Is CSSS aiming to cut real pensions?greenspun.com : LUSENET : Bill Parish : One Thread
The Commission to Strengthen Social Security (mailto:comment@CSSS.gov)and their co-cjair from AOL in particular, stress that future pension payments are up against the need for each pension to be paid from taxes on two (or fewer) worker's wages.
Obviously, future purchasing power of pensions will also come from the output of robots and automated systems. So the work of two wage earners will recede in importance compared to the work of automated systems.
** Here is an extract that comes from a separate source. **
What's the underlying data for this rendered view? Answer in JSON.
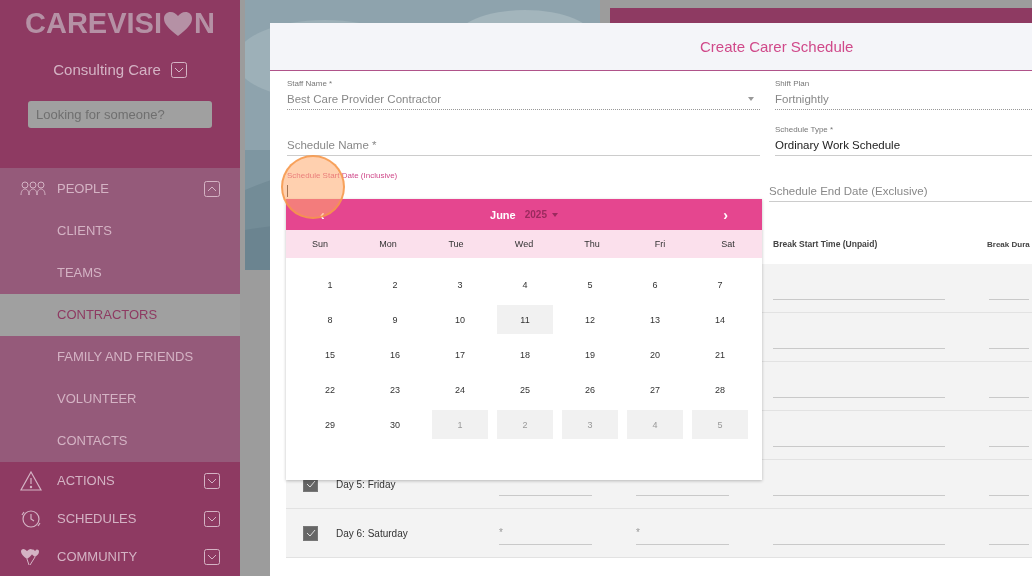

The CSSS also avoids the obvious source of nominal financial flows to pay pay future pensions, namely, general revenues. These general revenues from whatever tax (or more modern system comes will support all government spending in future decades) may be involved can cover any financial shortfall when payroll tax rates stay level or are greatly reduced.
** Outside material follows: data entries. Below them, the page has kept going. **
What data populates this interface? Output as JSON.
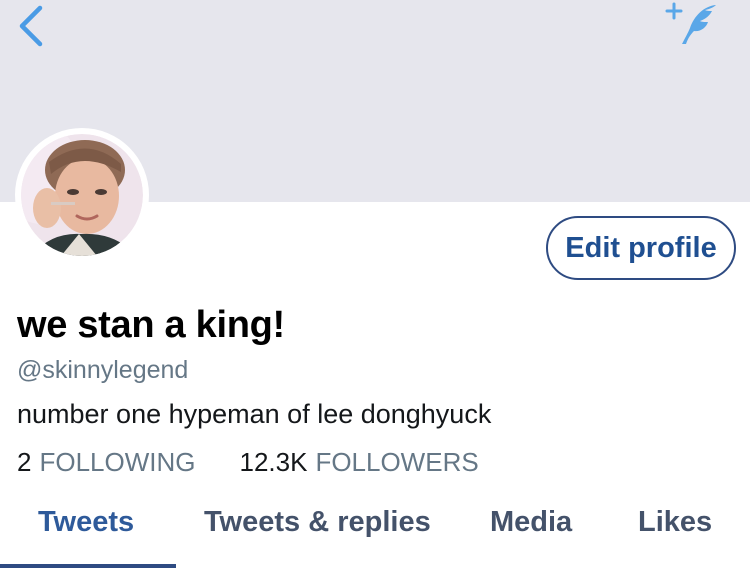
{
  "profile": {
    "display_name": "we stan a king!",
    "handle": "@skinnylegend",
    "bio": "number one hypeman of lee donghyuck"
  },
  "actions": {
    "edit_label": "Edit profile",
    "back_icon": "chevron-left-icon",
    "compose_icon": "compose-feather-icon"
  },
  "stats": {
    "following_count": "2",
    "following_label": "FOLLOWING",
    "followers_count": "12.3K",
    "followers_label": "FOLLOWERS"
  },
  "tabs": [
    {
      "label": "Tweets",
      "active": true
    },
    {
      "label": "Tweets & replies",
      "active": false
    },
    {
      "label": "Media",
      "active": false
    },
    {
      "label": "Likes",
      "active": false
    }
  ],
  "colors": {
    "accent": "#1da1f2",
    "header_bg": "#e6e6ed",
    "button_border": "#2e4b82",
    "secondary_text": "#657786"
  }
}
The Microsoft pyramid approach to earnings and cash flows reminds me of what the CSSS is now doing. Is the CSSS they just trying to reduce nominal benefits to retired wage type workers as they enjoy ever increasing wealth flowing to the very few whose greed knows no bounds? That is what Gephardt claims -- and I think he is right.
If it is an estate that the CSSS wants workers to have -- and I agree with this goal even if I doubt that they mean it -- the way to accomplish this would be to guarantee higher returns to any social security investment and higher benefits to baby boomers based on the higher economic output automation will bring and the need for it to be distributed to such workers and their families.
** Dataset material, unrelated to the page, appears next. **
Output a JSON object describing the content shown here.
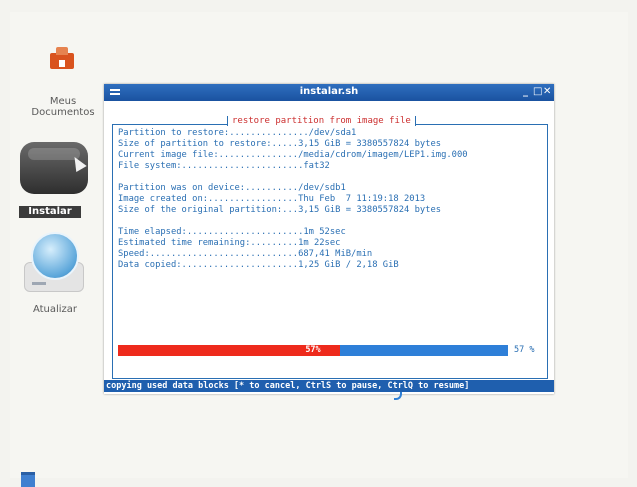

Do you see a tie between dishonesty that allows pyramid schemes to last as long as they do and the dishonesty that infects the CSSS today?
-- john gelles (firstname.lastname@example.org), July 26, 2001
For automation, think "software." Most automation today is the removal of white-collar jobs by using software instead of people. Blue-collar service jobs are still in high demand, while the current recession is 70% a "white-collar white-out". So the software companies and other high-tech powers who provide automation tools that put the middle class out of work are the ones who should be paying the difference to replace lost Soc. Sec. revenues.
But amazingly, it is the high-tech companies who are most adept at avoiding taxes.
-- Tom Nadeau (email@example.com), July 30, 2001.